China's People's Liberation Army (PLA) Navy sailors on review. Image: Getty

China's People's Liberation Army (PLA) Navy sailors on review. Image: Getty

The Naval War College Review Spring, 2009 issue  published an interesting article titled, “Gunboats for China’s New “Grand Canals,” written by Andrew Erickson and Lyle Goldstein, whom are research faculty in the Center for Naval Warfare Studies at the U.S Naval War College.

This article explores China’s “military capacity to protect its long and increasingly vital maritime oil supply lines.”

The authors believe “it is time to consider seriously the prospect of future PLAN missions to defend Chinese interests not only in East Asia but also beyond.”

Informative highlights over China’s oil security and the PLAN’s role in securing it:

  • In 2007, approximately 85 percent of Chinese oil imports passed through the Strait of Malacca;
  • Defense of oil SLOCs [sea lines of communication] may become a driver in future PLAN [People’s Liberation Army Navy] evolution;
  • Gunboats were once used to invade China in the name of protecting international commerce. Now China is itself acquiring powerful warships, but its precise reasons for doing so remain unclear;
  • China’s 2008 Defense White Paper for the first time treats the ground forces as a distinct service equivalent to the Navy, Air Force, and Second Artillery, suggesting that they are becoming less dominant within the military and that the PLAN may grow correspondingly over time in funding and mission scope;
  • The PLA Navy’s subsequent deployment of two destroyers and a supply ship to the Gulf of Aden is an unprecedented move that may presage a more active Chinese presence near global maritime energy routes.

Erickson and Goldstein delve into voluminous Chinese naval and maritime affairs literature for an understanding of China’s mindset into advancing maritime oil security essential to securing their economic growth.

They direct attention to “Chinese naval and maritime analysts view that PLAN’s capabilities for protecting China’s long oil SLOCs are minimal at present.”

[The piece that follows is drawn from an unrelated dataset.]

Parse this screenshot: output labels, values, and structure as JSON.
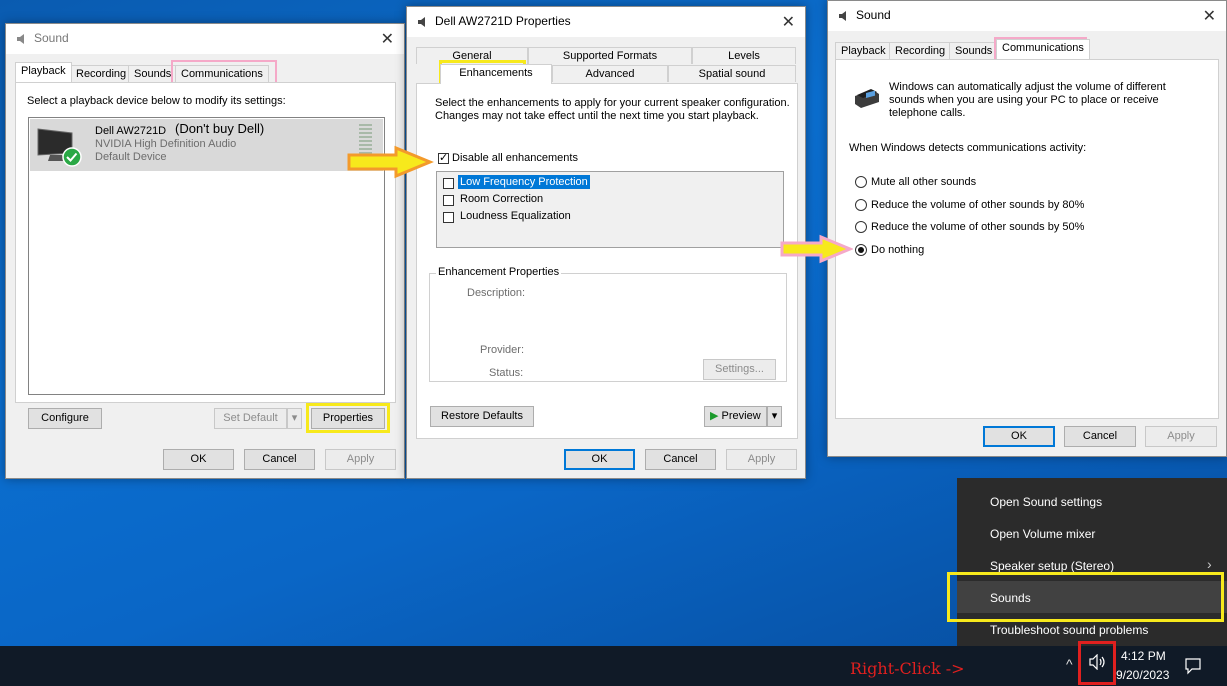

Both authors agree on a need for “cooperation to blunt nonstate threats to maritime oil shipments can help build trust and reduce the potential for state-on-state naval confrontations over energy-supply security.”